Few people would think that my life provided any poignance or intrigue worthy of popular attention. How much less do I exemplify the sort of haunting, twisted narrative characteristic of Ira Glass’s This American Life? Yet last week, Margaret and I played our parts in an eerie tale of extraordinary synchronicity, or coincidence, or Providence.
It all started at our wedding. Margaret and I had met at Bowdoin College, a mere two weeks into her collegiate career, while I was a senior; we waited to get married until she graduated four years later. Since we were married relatively near Bowdoin, a knot of our classmates crowded the wedding and reception (we had one of those alumni-magazine photos taken), and we received various Bowdoin-themed wedding presents, including a snazzy mirror (like this one) that has adorned our front hall or first-floor rest room in every abode where we’ve lived since then.
OK, enough stage-setting: two weeks ago, while we were cleaning up the first floor in anticipation of the twenty-fifth anniversary of our wedding (hence, the twenty-fifth anniversary of receiving the gift Bowdoin mirror) Saturday pre-reaffirmation party — while no one was anywhere near the first-floor bathroom — the mirror spontaneously crashed to the floor. After 25 years of reflecting our life together, the mirror gave out and shattered.
But not precisely, because the mirror itself didn’t break. Nor, in fact, did the painted-glass illustration of the Bowdoin campus. In fact, it was impossible to tell exactly what was broken (apart from the sawtooth hanging apparatus), because all the broken glass was contained within the protective paper covering that sealed in the back of the mirror.
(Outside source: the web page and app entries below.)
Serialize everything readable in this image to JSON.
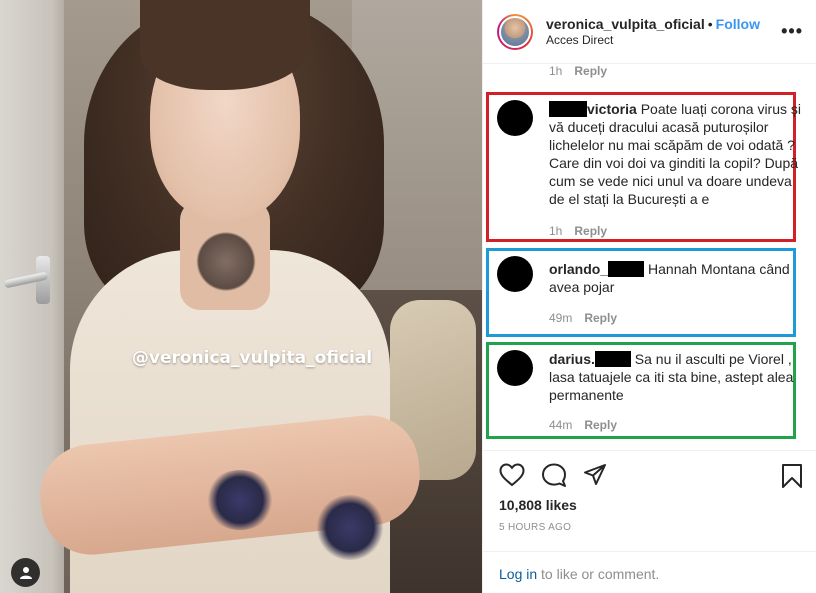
{
  "photo": {
    "watermark": "@veronica_vulpita_oficial",
    "user_tag_icon": "person-icon"
  },
  "header": {
    "username": "veronica_vulpita_oficial",
    "separator": "•",
    "follow_label": "Follow",
    "subtitle": "Acces Direct",
    "more_icon": "more-options-icon"
  },
  "comments": {
    "previous_meta": {
      "time": "1h",
      "reply": "Reply"
    },
    "items": [
      {
        "user_suffix": "victoria",
        "text": "Poate luați corona virus și vă duceți dracului acasă puturoșilor lichelelor nu mai scăpăm de voi odată ? Care din voi doi va ginditi la copil? După cum se vede nici unul va doare undeva de el stați la București a e",
        "time": "1h",
        "reply": "Reply",
        "box_color": "#d32027"
      },
      {
        "user_prefix": "orlando_",
        "text": "Hannah Montana când avea pojar",
        "time": "49m",
        "reply": "Reply",
        "box_color": "#1e9ad6"
      },
      {
        "user_prefix": "darius.",
        "text": "Sa nu il asculti pe Viorel , lasa tatuajele ca iti sta bine, astept alea permanente",
        "time": "44m",
        "reply": "Reply",
        "box_color": "#23a24d"
      }
    ]
  },
  "actions": {
    "icons": [
      "heart-icon",
      "comment-icon",
      "share-icon",
      "bookmark-icon"
    ],
    "likes": "10,808 likes",
    "time": "5 HOURS AGO",
    "login_link": "Log in",
    "login_rest": " to like or comment."
  }
}
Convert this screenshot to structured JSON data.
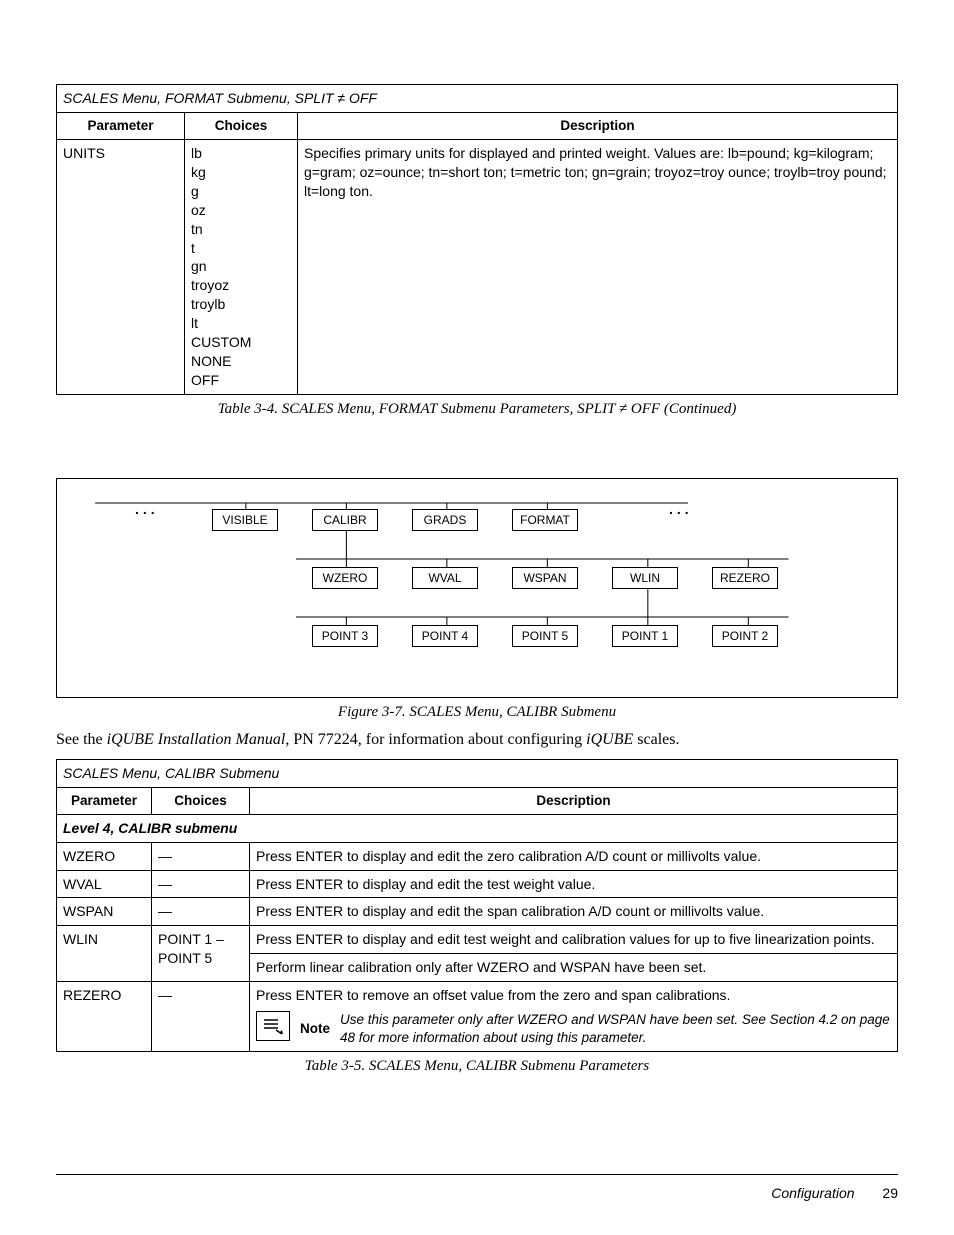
{
  "table1": {
    "title": "SCALES Menu, FORMAT Submenu, SPLIT ≠ OFF",
    "headers": {
      "parameter": "Parameter",
      "choices": "Choices",
      "description": "Description"
    },
    "row": {
      "parameter": "UNITS",
      "choices": "lb\nkg\ng\noz\ntn\nt\ngn\ntroyoz\ntroylb\nlt\nCUSTOM\nNONE\nOFF",
      "description": "Specifies primary units for displayed and printed weight. Values are: lb=pound; kg=kilogram; g=gram; oz=ounce; tn=short ton; t=metric ton; gn=grain; troyoz=troy ounce; troylb=troy pound; lt=long ton."
    },
    "caption": "Table 3-4. SCALES Menu, FORMAT Submenu Parameters, SPLIT ≠ OFF (Continued)"
  },
  "diagram": {
    "row1": {
      "n1": "VISIBLE",
      "n2": "CALIBR",
      "n3": "GRADS",
      "n4": "FORMAT"
    },
    "row2": {
      "n1": "WZERO",
      "n2": "WVAL",
      "n3": "WSPAN",
      "n4": "WLIN",
      "n5": "REZERO"
    },
    "row3": {
      "n1": "POINT 3",
      "n2": "POINT 4",
      "n3": "POINT 5",
      "n4": "POINT 1",
      "n5": "POINT 2"
    },
    "ellipsis": "...",
    "caption": "Figure 3-7. SCALES Menu, CALIBR Submenu"
  },
  "paragraph": {
    "pre": "See the ",
    "em1": "iQUBE Installation Manual",
    "mid": ", PN 77224, for information about configuring ",
    "em2": "iQUBE",
    "post": " scales."
  },
  "table2": {
    "title": "SCALES Menu, CALIBR Submenu",
    "headers": {
      "parameter": "Parameter",
      "choices": "Choices",
      "description": "Description"
    },
    "section": "Level 4, CALIBR submenu",
    "rows": {
      "wzero": {
        "param": "WZERO",
        "choices": "—",
        "desc": "Press ENTER to display and edit the zero calibration A/D count or millivolts value."
      },
      "wval": {
        "param": "WVAL",
        "choices": "—",
        "desc": "Press ENTER to display and edit the test weight value."
      },
      "wspan": {
        "param": "WSPAN",
        "choices": "—",
        "desc": "Press ENTER to display and edit the span calibration A/D count or millivolts value."
      },
      "wlin": {
        "param": "WLIN",
        "choices": "POINT 1 – POINT 5",
        "desc1": "Press ENTER to display and edit test weight and calibration values for up to five linearization points.",
        "desc2": "Perform linear calibration only after WZERO and WSPAN have been set."
      },
      "rezero": {
        "param": "REZERO",
        "choices": "—",
        "desc": "Press ENTER to remove an offset value from the zero and span calibrations.",
        "note_label": "Note",
        "note_text": "Use this parameter only after WZERO and WSPAN have been set. See Section 4.2 on page 48 for more information about using this parameter."
      }
    },
    "caption": "Table 3-5. SCALES Menu, CALIBR Submenu Parameters"
  },
  "footer": {
    "section": "Configuration",
    "page": "29"
  }
}
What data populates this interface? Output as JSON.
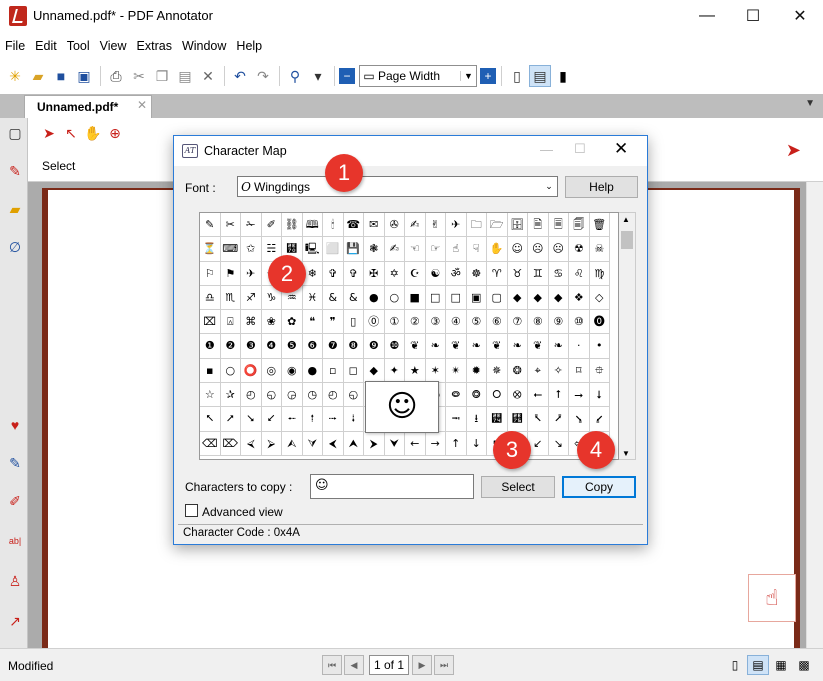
{
  "window": {
    "title": "Unnamed.pdf* - PDF Annotator",
    "minimize": "—",
    "maximize": "☐",
    "close": "✕"
  },
  "menu": [
    "File",
    "Edit",
    "Tool",
    "View",
    "Extras",
    "Window",
    "Help"
  ],
  "toolbar": {
    "zoom_value": "Page Width"
  },
  "tab": {
    "label": "Unnamed.pdf*",
    "close": "✕"
  },
  "annotation_bar": {
    "select_label": "Select"
  },
  "dialog": {
    "title": "Character Map",
    "font_label": "Font :",
    "font_value": "Wingdings",
    "help_label": "Help",
    "grid": [
      [
        "✎",
        "✂",
        "✁",
        "✐",
        "⛓",
        "🕮",
        "🕯",
        "☎",
        "✉",
        "✇",
        "✍",
        "✌",
        "✈",
        "🗀",
        "🗁",
        "🗄",
        "🗎",
        "🗏",
        "🗐",
        "🗑"
      ],
      [
        "⏳",
        "⌨",
        "✩",
        "☵",
        "⹰",
        "🖳",
        "⬜",
        "💾",
        "❃",
        "✍",
        "☜",
        "☞",
        "☝",
        "☟",
        "✋",
        "☺",
        "☹",
        "☹",
        "☢",
        "☠"
      ],
      [
        "⚐",
        "⚑",
        "✈",
        "☼",
        "☂",
        "❄",
        "✞",
        "✞",
        "✠",
        "✡",
        "☪",
        "☯",
        "ॐ",
        "☸",
        "♈",
        "♉",
        "♊",
        "♋",
        "♌",
        "♍"
      ],
      [
        "♎",
        "♏",
        "♐",
        "♑",
        "♒",
        "♓",
        "&",
        "&",
        "●",
        "○",
        "■",
        "□",
        "□",
        "▣",
        "▢",
        "◆",
        "◆",
        "◆",
        "❖",
        "◇"
      ],
      [
        "⌧",
        "⍓",
        "⌘",
        "❀",
        "✿",
        "❝",
        "❞",
        "▯",
        "⓪",
        "①",
        "②",
        "③",
        "④",
        "⑤",
        "⑥",
        "⑦",
        "⑧",
        "⑨",
        "⑩",
        "⓿"
      ],
      [
        "❶",
        "❷",
        "❸",
        "❹",
        "❺",
        "❻",
        "❼",
        "❽",
        "❾",
        "❿",
        "❦",
        "❧",
        "❦",
        "❧",
        "❦",
        "❧",
        "❦",
        "❧",
        "·",
        "•"
      ],
      [
        "▪",
        "○",
        "⭕",
        "◎",
        "◉",
        "●",
        "▫",
        "◻",
        "◆",
        "✦",
        "★",
        "✶",
        "✴",
        "✹",
        "✵",
        "❂",
        "⌖",
        "✧",
        "⌑",
        "⯐"
      ],
      [
        "☆",
        "✰",
        "◴",
        "◵",
        "◶",
        "◷",
        "◴",
        "◵",
        "◶",
        "◷",
        "◴",
        "◵",
        "⭖",
        "⭗",
        "⭘",
        "⭙",
        "⭠",
        "⭡",
        "⭢",
        "⭣"
      ],
      [
        "⭦",
        "⭧",
        "⭨",
        "⭩",
        "⭪",
        "⭫",
        "⭬",
        "⭭",
        "⭮",
        "⭯",
        "⭰",
        "⭱",
        "⭲",
        "⭳",
        "⭴",
        "⭵",
        "⭶",
        "⭷",
        "⭸",
        "⭹"
      ],
      [
        "⌫",
        "⌦",
        "⮘",
        "⮚",
        "⮙",
        "⮛",
        "⮜",
        "⮝",
        "⮞",
        "⮟",
        "←",
        "→",
        "↑",
        "↓",
        "↖",
        "↗",
        "↙",
        "↘",
        "⬄",
        "⇨"
      ]
    ],
    "magnified_char": "☺",
    "copy_label": "Characters to copy :",
    "copy_value": "☺",
    "select_label": "Select",
    "copy_button_label": "Copy",
    "advanced_label": "Advanced view",
    "status": "Character Code : 0x4A"
  },
  "callouts": [
    "1",
    "2",
    "3",
    "4"
  ],
  "statusbar": {
    "text": "Modified",
    "page_value": "1 of 1"
  },
  "colors": {
    "accent_red": "#e7352b",
    "brand_red": "#c8201a",
    "focus_blue": "#0078d7"
  }
}
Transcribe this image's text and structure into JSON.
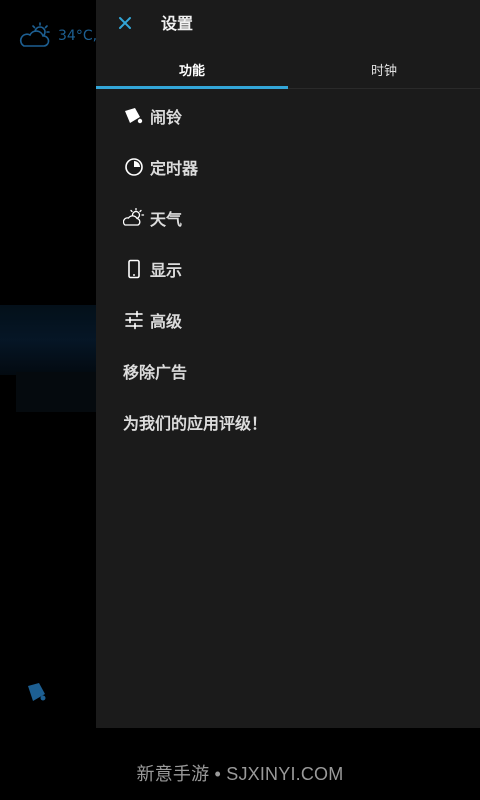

Well, it was an exceptionally busy day, so we set the mirror aside and worked on the other areas of the public rooms. We enjoyed a spectacular lasagna feast with our wonderful friends, and went ahead with the reaffirmation on Sunday morning.
Having set the mysteriously broken mirror aside in the hurly-burly of occasions and visitors, we tracked it down again a week later and brought it to our customary framery. They agreed with our suspicion, that a glass backing layer had splintered without affecting the mercury mirror. When they peeled away the paper protective layer, though, they found no backing at all for the mirror. Instead, the broken glass seemed to have been confined to the upper portion of the mirror: the painting of the college. But the picture of Bowdoin on the front of the mirror was intact; perhaps there had been a backing layer for the painting?
No; the framer carefully extracted several fragments of glass, and pointed out that the broken bits had themselves been painted. A double layer of Bowdoin? No; the images didn’t match. Then the framer found a large piece and said, “It’s from North Carolina.”
Margaret, who shares my loyalty to the Duke University we both attended, alertly cried out, “Not the University of North Carolina! We can’t have had a UNC mirror spying on our bathroom for 25 years!”
“No,” said the framer, “Here’s another piece.”
In other words: on our wedding day, we were given a mirror with a painting of our college alma mater, behind which picture lay a second painted image — this one, of an institution in which I would enroll five years later, and Margaret twenty-two years later.
The only way this could be weirder would involve a hidden connection to Yale Divinity School (AKMA ’86 and ’87) and Seabury (Margaret, ’03), but since only one of us attended each of those schools, I guess that the mysterious force of serendipity didn’t see fit to add those to our mirror.
Ira Glass, you know where to contact me.